TASK BRIEF: Without any pictures, the records below should be reproduced exactly.

◆ ◆ ◆ ◆

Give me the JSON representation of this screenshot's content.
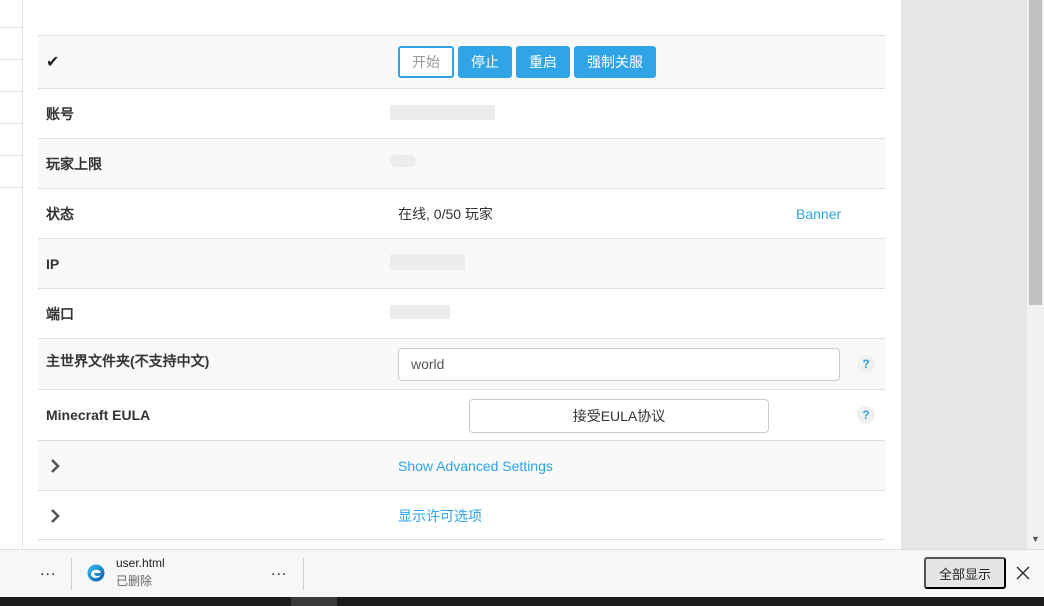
{
  "controls": {
    "start": "开始",
    "stop": "停止",
    "restart": "重启",
    "force_stop": "强制关服"
  },
  "rows": {
    "account_label": "账号",
    "player_limit_label": "玩家上限",
    "status_label": "状态",
    "status_value": "在线, 0/50 玩家",
    "banner_link": "Banner",
    "ip_label": "IP",
    "port_label": "端口",
    "world_folder_label": "主世界文件夹(不支持中文)",
    "world_folder_value": "world",
    "eula_label": "Minecraft EULA",
    "eula_button": "接受EULA协议",
    "advanced_link": "Show Advanced Settings",
    "license_link": "显示许可选项",
    "help_glyph": "?"
  },
  "download_bar": {
    "file_name": "user.html",
    "file_status": "已删除",
    "more": "...",
    "show_all": "全部显示"
  },
  "icons": {
    "check": "check-icon",
    "chevron": "chevron-right-icon",
    "browser": "edge-icon",
    "close": "close-icon"
  },
  "colors": {
    "accent": "#2fa4e7"
  }
}
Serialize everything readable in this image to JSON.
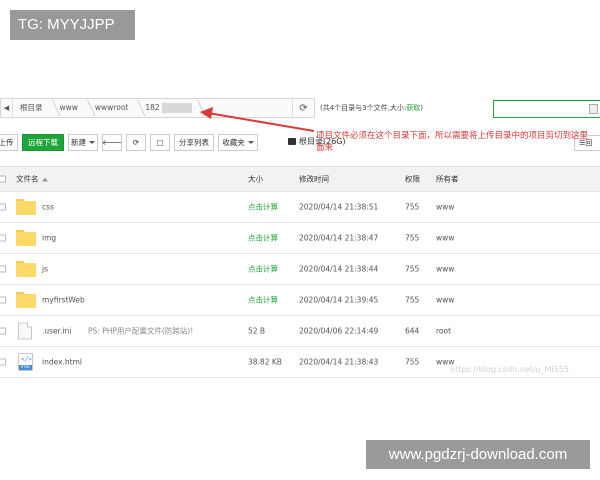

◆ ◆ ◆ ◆

RESPONSE BELOW:
Give me the JSON representation of this screenshot's content.
{
  "controls": {
    "start": "开始",
    "stop": "停止",
    "restart": "重启",
    "force_stop": "强制关服"
  },
  "rows": {
    "account_label": "账号",
    "player_limit_label": "玩家上限",
    "status_label": "状态",
    "status_value": "在线, 0/50 玩家",
    "banner_link": "Banner",
    "ip_label": "IP",
    "port_label": "端口",
    "world_folder_label": "主世界文件夹(不支持中文)",
    "world_folder_value": "world",
    "eula_label": "Minecraft EULA",
    "eula_button": "接受EULA协议",
    "advanced_link": "Show Advanced Settings",
    "license_link": "显示许可选项",
    "help_glyph": "?"
  },
  "download_bar": {
    "file_name": "user.html",
    "file_status": "已删除",
    "more": "...",
    "show_all": "全部显示"
  },
  "icons": {
    "check": "check-icon",
    "chevron": "chevron-right-icon",
    "browser": "edge-icon",
    "close": "close-icon"
  },
  "colors": {
    "accent": "#2fa4e7"
  }
}
Serialize everything readable in this image to JSON.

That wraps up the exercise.